Back to Books
Reading is such a central part of my life. I can’t believe that I haven’t written about books for quite a while, so here goes.
When the winner of the Nobel Prize in Literature is announced every year, the chances are that, unless it’s an American year, I probably have not heard of whoever is being crowned, unless he/she writes in English. American publishing contributes to the tunnel vision by making available only a relatively small number of books in translation.
Often most of the Nobel Prize winner’s work is only translated and published after the award has been bestowed on them. That was the case, for example, with this year’s awardee, Jon Fosse, the Norwegian playwright, whose production has been described as “sprawling.” He has been translated into more than 50 languages, with only a few plays represented in English. I’ll own primary responsibility for my ignorance of his work, but I sure didn’t get much help.
Annie Ernaux, the 2022 Nobel Prize winner, fared a bit better because a prominent small publisher, Seven Stories Press, has been publishing her work here for years. Nonetheless, her work was unknown to me before the award, so I’m a little late to the dance. I just finished reading The Years, which is my introduction to her writing, so I can hardly present myself as an expert. What I know about Ernaux is what’s available online. She was born in 1940 in Normandy. Her parents were shop keepers. She became a high school teacher and worked for many years for the National Centre for Distance Learning, an online government service which provides education materials and opportunities for kindergarten through university.
Although her earliest work was fiction, for the rest of her career she has turned to memoir, producing volumes about everything from her parents, dementia, her marriage, her abortion, her divorce. The Years, which I’ll address in more detail in a minute, is a slight departure. Although it is also based on personal experience, it uses that experience to represent a sweeping account of the path followed by many in her generation – their politics, cultural preferences, reactions to technological innovation and subtle changes in values. The pronoun I never appears. The narrator speaks about we, having appointed herself the voice of her social class and its historical trajectory.
In my recent writing about the material in my “archives,” I’ve expressed my bewilderment at how much has fled from my memory, the sense of disorientation that comes from reading what you’ve written about places you’ve been, things you’ve done, people you’ve known without any recollection that you were present for any of it. Ernaux’s prodigious memory sits at the far end of the memory spectrum from all that. Either she has a freakish kind of perfect recall or, more likely, she has been a religious diary keeper and photograph collector, both of which serve as effective anchors for memory. Here’s a brief example that will give you the flavor of her approach:
We left. We settled in a new city forty kilometers outside of the Boulevard Peripherique (the circular road that defines the outer boundary of Paris), a lightweight house in a subdivision nearing completion with the colors of a resort village and streets named after flowers. The doors banged shut with a bungalow sound…. It was a quiet place at the edge of the field with a line of pylons marching across it.

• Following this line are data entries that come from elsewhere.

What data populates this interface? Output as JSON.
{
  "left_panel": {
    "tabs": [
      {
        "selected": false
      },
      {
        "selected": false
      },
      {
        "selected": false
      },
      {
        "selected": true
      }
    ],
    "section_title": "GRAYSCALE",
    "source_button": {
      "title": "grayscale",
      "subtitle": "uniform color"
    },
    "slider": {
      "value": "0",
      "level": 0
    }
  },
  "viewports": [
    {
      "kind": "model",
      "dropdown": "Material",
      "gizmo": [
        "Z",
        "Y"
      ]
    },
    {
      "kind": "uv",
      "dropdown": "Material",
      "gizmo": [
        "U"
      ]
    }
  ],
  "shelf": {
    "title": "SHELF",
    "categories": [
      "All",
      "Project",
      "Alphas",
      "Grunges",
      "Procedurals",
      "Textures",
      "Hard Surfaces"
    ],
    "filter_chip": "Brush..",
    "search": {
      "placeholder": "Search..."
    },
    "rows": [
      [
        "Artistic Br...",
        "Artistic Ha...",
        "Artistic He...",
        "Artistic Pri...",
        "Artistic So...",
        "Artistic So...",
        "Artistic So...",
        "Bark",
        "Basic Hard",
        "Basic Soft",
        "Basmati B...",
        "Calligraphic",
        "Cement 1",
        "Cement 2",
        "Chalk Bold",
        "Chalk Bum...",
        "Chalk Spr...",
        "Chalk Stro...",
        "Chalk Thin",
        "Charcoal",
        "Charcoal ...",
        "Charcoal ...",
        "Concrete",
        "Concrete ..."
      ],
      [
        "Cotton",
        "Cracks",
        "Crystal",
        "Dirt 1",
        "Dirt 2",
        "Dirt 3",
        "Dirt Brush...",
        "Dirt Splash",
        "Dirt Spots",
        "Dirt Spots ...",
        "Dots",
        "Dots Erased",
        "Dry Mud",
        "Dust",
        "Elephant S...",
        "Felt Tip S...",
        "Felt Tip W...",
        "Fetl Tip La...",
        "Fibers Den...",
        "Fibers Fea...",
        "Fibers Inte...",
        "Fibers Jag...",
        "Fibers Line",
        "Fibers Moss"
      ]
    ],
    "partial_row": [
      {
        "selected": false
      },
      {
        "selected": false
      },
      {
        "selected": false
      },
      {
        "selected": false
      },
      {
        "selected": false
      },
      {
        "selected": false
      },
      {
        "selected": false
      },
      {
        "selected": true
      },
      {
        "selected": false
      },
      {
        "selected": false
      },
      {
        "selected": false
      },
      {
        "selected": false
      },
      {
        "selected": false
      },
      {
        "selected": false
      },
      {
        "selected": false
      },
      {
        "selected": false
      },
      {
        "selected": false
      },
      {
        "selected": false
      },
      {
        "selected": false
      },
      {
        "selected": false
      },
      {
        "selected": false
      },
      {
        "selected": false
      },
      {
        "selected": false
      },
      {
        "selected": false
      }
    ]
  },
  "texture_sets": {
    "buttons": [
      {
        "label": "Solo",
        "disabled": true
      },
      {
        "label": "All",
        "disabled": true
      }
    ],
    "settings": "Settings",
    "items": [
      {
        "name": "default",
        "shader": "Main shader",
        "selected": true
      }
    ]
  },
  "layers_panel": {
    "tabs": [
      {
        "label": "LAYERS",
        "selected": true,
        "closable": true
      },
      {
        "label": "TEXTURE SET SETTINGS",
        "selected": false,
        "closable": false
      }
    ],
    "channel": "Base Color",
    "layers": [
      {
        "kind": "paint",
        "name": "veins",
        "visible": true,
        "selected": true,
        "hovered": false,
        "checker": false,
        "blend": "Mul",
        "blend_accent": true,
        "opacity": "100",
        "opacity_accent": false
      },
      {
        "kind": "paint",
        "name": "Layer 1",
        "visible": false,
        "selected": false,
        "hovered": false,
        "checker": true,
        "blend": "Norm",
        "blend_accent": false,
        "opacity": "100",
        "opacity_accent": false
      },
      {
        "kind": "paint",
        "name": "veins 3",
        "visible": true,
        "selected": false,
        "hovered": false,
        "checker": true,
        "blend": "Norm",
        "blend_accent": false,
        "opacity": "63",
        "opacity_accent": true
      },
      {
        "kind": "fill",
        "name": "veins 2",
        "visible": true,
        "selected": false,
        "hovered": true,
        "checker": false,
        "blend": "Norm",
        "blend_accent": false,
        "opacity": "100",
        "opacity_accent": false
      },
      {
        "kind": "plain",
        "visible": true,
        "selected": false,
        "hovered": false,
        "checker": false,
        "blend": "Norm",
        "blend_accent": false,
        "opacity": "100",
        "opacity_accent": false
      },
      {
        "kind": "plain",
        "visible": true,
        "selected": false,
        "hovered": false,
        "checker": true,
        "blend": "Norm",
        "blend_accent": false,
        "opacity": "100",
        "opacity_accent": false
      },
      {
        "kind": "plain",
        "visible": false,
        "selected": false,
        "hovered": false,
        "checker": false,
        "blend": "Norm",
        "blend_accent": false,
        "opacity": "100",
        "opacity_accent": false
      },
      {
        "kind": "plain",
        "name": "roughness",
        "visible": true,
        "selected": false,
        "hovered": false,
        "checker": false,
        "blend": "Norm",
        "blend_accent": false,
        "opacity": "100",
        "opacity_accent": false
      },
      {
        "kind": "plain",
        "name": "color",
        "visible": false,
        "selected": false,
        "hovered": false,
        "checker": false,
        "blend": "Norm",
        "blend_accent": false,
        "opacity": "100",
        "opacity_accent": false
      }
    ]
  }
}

Note how succinctly she captures the arrival of suburbanization in France. And note the use of WE. Although this was part of the author’s lived experience, by the use of this pronoun she has made the experience universal to everyone who was alive and at a similar stage in their lives.
This is what is, at the same time, so powerful and so frightening about the impact The Years had on me as a reader, particular one who is almost the same age as Ernaux and who therefore has marched through the same historical and cultural moments as the author, albeit in a different country and language. At the same time that I basked in the accuracy and familiarity of her observations, I felt my own individuality denied and undermined. It’s as if the grooves I’ve followed were pre-cut and unavoidable, and that they were the same grooves that everyone of my age and social class was destined to follow. Let me be clear that this may not be the reaction Ernaux intended to elicit, but it felt like a punch in the gut for me nonetheless, a product of a culture that valorizes the quest for personal uniqueness.
When we returned to New York in 1968 after three years in Mississippi, we were greeted with the masthead of The Village Voice which said something like “Join the 94,000 other New Yorkers who open the pages of The Voice every week.” You might have thought that after our time away in a place where there were few people like us in any way, we might find this message reassuring. On the contrary, it threatened us with a kind of predictable invisibility that led us to take flight, this time to New Hampshire, where we were once again distinctly different. I’ll admit that this is a poor foundation on which to build one’s identity, but, in the moment, it felt like a way to save us from drowning.
The Years is a brilliant book, which I recommend to all of you. I missed many cultural references – you will too – but we live in a time when cultural boundaries are rapidly being erased. I plan to read more of her memoirs. Yesterday, I listened to a short story of hers called “Returning” on a New Yorker Fiction podcast about a visit to her widowed mother in Normandy. Of course, it’s much more memoir than fiction, but it captures so efficiently the distance between her present life and that of her childhood. But I’m still smarting from the way The Years threatened to rob me of an essential part of my being, a belief, however unsupported, in my uniqueness. (There’s that word again.) Perhaps the intensity of my reaction is a mark of how well deserved that Nobel Prize was.